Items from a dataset
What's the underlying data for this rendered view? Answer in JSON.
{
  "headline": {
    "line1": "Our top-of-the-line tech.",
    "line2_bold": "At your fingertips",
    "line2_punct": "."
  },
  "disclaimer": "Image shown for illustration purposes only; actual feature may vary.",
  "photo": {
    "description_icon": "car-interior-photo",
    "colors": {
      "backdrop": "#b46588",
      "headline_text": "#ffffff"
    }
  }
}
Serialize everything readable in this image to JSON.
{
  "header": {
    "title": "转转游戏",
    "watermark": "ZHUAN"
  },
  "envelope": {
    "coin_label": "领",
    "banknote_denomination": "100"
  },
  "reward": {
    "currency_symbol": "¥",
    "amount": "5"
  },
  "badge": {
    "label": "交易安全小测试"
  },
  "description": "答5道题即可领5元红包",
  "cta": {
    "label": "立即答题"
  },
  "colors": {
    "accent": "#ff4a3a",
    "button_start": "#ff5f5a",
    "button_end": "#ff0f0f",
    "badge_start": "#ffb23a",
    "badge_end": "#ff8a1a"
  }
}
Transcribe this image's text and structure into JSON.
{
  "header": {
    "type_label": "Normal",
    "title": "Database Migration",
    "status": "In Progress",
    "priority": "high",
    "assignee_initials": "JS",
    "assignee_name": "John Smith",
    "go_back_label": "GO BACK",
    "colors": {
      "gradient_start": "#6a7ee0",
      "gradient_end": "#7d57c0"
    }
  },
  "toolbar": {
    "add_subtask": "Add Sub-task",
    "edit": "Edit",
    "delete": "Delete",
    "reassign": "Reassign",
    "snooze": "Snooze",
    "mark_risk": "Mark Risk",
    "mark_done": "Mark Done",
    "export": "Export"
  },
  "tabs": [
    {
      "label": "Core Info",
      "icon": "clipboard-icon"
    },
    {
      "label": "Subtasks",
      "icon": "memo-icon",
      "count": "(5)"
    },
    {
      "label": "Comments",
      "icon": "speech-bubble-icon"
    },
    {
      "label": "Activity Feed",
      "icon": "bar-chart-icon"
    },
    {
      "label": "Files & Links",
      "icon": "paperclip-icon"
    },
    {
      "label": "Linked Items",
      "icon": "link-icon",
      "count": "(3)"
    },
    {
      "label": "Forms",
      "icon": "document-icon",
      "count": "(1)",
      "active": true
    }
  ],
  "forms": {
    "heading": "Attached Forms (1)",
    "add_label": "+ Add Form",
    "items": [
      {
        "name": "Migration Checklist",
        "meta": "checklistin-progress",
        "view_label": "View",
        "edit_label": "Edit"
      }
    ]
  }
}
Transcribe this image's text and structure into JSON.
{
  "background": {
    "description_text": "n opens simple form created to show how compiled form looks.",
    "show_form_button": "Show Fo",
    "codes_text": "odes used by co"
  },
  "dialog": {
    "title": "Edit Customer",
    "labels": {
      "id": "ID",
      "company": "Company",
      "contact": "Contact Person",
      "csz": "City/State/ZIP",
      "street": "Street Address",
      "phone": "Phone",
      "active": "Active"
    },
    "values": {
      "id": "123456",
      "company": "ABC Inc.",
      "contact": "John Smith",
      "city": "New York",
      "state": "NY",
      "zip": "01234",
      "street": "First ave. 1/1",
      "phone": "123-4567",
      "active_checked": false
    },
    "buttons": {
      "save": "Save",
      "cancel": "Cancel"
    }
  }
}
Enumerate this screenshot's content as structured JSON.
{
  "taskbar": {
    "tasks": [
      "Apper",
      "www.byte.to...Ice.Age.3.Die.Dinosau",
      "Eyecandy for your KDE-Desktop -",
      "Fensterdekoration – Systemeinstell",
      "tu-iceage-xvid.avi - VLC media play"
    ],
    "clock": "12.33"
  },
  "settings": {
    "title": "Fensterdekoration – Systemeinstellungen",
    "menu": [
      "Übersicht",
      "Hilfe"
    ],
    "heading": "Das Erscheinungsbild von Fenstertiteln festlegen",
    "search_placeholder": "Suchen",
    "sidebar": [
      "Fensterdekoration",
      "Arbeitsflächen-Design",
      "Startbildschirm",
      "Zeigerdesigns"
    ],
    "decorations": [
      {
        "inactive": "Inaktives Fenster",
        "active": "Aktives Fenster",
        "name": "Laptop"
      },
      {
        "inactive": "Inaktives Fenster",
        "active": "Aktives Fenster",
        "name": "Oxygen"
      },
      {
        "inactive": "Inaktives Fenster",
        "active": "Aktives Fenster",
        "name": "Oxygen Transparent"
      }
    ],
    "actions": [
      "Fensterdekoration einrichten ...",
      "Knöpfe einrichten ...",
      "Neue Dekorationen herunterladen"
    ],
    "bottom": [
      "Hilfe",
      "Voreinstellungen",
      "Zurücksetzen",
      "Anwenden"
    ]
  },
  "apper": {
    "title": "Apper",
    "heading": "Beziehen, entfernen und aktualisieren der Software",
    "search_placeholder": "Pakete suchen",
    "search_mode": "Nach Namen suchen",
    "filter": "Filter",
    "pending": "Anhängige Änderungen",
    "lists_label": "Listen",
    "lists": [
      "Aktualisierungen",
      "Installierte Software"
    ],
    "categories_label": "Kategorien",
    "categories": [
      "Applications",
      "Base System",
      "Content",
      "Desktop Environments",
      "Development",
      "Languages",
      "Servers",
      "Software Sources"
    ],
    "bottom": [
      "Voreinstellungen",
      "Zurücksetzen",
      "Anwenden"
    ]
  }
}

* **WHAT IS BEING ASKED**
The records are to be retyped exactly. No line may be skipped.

* **EXERCISE RESPONSE**
What's the underlying data for this rendered view? Answer in JSON.
{
  "headline": {
    "line1": "Our top-of-the-line tech.",
    "line2_bold": "At your fingertips",
    "line2_punct": "."
  },
  "disclaimer": "Image shown for illustration purposes only; actual feature may vary.",
  "photo": {
    "description_icon": "car-interior-photo",
    "colors": {
      "backdrop": "#b46588",
      "headline_text": "#ffffff"
    }
  }
}
Serialize everything readable in this image to JSON.
{
  "header": {
    "title": "转转游戏",
    "watermark": "ZHUAN"
  },
  "envelope": {
    "coin_label": "领",
    "banknote_denomination": "100"
  },
  "reward": {
    "currency_symbol": "¥",
    "amount": "5"
  },
  "badge": {
    "label": "交易安全小测试"
  },
  "description": "答5道题即可领5元红包",
  "cta": {
    "label": "立即答题"
  },
  "colors": {
    "accent": "#ff4a3a",
    "button_start": "#ff5f5a",
    "button_end": "#ff0f0f",
    "badge_start": "#ffb23a",
    "badge_end": "#ff8a1a"
  }
}
Transcribe this image's text and structure into JSON.
{
  "header": {
    "type_label": "Normal",
    "title": "Database Migration",
    "status": "In Progress",
    "priority": "high",
    "assignee_initials": "JS",
    "assignee_name": "John Smith",
    "go_back_label": "GO BACK",
    "colors": {
      "gradient_start": "#6a7ee0",
      "gradient_end": "#7d57c0"
    }
  },
  "toolbar": {
    "add_subtask": "Add Sub-task",
    "edit": "Edit",
    "delete": "Delete",
    "reassign": "Reassign",
    "snooze": "Snooze",
    "mark_risk": "Mark Risk",
    "mark_done": "Mark Done",
    "export": "Export"
  },
  "tabs": [
    {
      "label": "Core Info",
      "icon": "clipboard-icon"
    },
    {
      "label": "Subtasks",
      "icon": "memo-icon",
      "count": "(5)"
    },
    {
      "label": "Comments",
      "icon": "speech-bubble-icon"
    },
    {
      "label": "Activity Feed",
      "icon": "bar-chart-icon"
    },
    {
      "label": "Files & Links",
      "icon": "paperclip-icon"
    },
    {
      "label": "Linked Items",
      "icon": "link-icon",
      "count": "(3)"
    },
    {
      "label": "Forms",
      "icon": "document-icon",
      "count": "(1)",
      "active": true
    }
  ],
  "forms": {
    "heading": "Attached Forms (1)",
    "add_label": "+ Add Form",
    "items": [
      {
        "name": "Migration Checklist",
        "meta": "checklistin-progress",
        "view_label": "View",
        "edit_label": "Edit"
      }
    ]
  }
}
Transcribe this image's text and structure into JSON.
{
  "background": {
    "description_text": "n opens simple form created to show how compiled form looks.",
    "show_form_button": "Show Fo",
    "codes_text": "odes used by co"
  },
  "dialog": {
    "title": "Edit Customer",
    "labels": {
      "id": "ID",
      "company": "Company",
      "contact": "Contact Person",
      "csz": "City/State/ZIP",
      "street": "Street Address",
      "phone": "Phone",
      "active": "Active"
    },
    "values": {
      "id": "123456",
      "company": "ABC Inc.",
      "contact": "John Smith",
      "city": "New York",
      "state": "NY",
      "zip": "01234",
      "street": "First ave. 1/1",
      "phone": "123-4567",
      "active_checked": false
    },
    "buttons": {
      "save": "Save",
      "cancel": "Cancel"
    }
  }
}
Enumerate this screenshot's content as structured JSON.
{
  "taskbar": {
    "tasks": [
      "Apper",
      "www.byte.to...Ice.Age.3.Die.Dinosau",
      "Eyecandy for your KDE-Desktop -",
      "Fensterdekoration – Systemeinstell",
      "tu-iceage-xvid.avi - VLC media play"
    ],
    "clock": "12.33"
  },
  "settings": {
    "title": "Fensterdekoration – Systemeinstellungen",
    "menu": [
      "Übersicht",
      "Hilfe"
    ],
    "heading": "Das Erscheinungsbild von Fenstertiteln festlegen",
    "search_placeholder": "Suchen",
    "sidebar": [
      "Fensterdekoration",
      "Arbeitsflächen-Design",
      "Startbildschirm",
      "Zeigerdesigns"
    ],
    "decorations": [
      {
        "inactive": "Inaktives Fenster",
        "active": "Aktives Fenster",
        "name": "Laptop"
      },
      {
        "inactive": "Inaktives Fenster",
        "active": "Aktives Fenster",
        "name": "Oxygen"
      },
      {
        "inactive": "Inaktives Fenster",
        "active": "Aktives Fenster",
        "name": "Oxygen Transparent"
      }
    ],
    "actions": [
      "Fensterdekoration einrichten ...",
      "Knöpfe einrichten ...",
      "Neue Dekorationen herunterladen"
    ],
    "bottom": [
      "Hilfe",
      "Voreinstellungen",
      "Zurücksetzen",
      "Anwenden"
    ]
  },
  "apper": {
    "title": "Apper",
    "heading": "Beziehen, entfernen und aktualisieren der Software",
    "search_placeholder": "Pakete suchen",
    "search_mode": "Nach Namen suchen",
    "filter": "Filter",
    "pending": "Anhängige Änderungen",
    "lists_label": "Listen",
    "lists": [
      "Aktualisierungen",
      "Installierte Software"
    ],
    "categories_label": "Kategorien",
    "categories": [
      "Applications",
      "Base System",
      "Content",
      "Desktop Environments",
      "Development",
      "Languages",
      "Servers",
      "Software Sources"
    ],
    "bottom": [
      "Voreinstellungen",
      "Zurücksetzen",
      "Anwenden"
    ]
  }
}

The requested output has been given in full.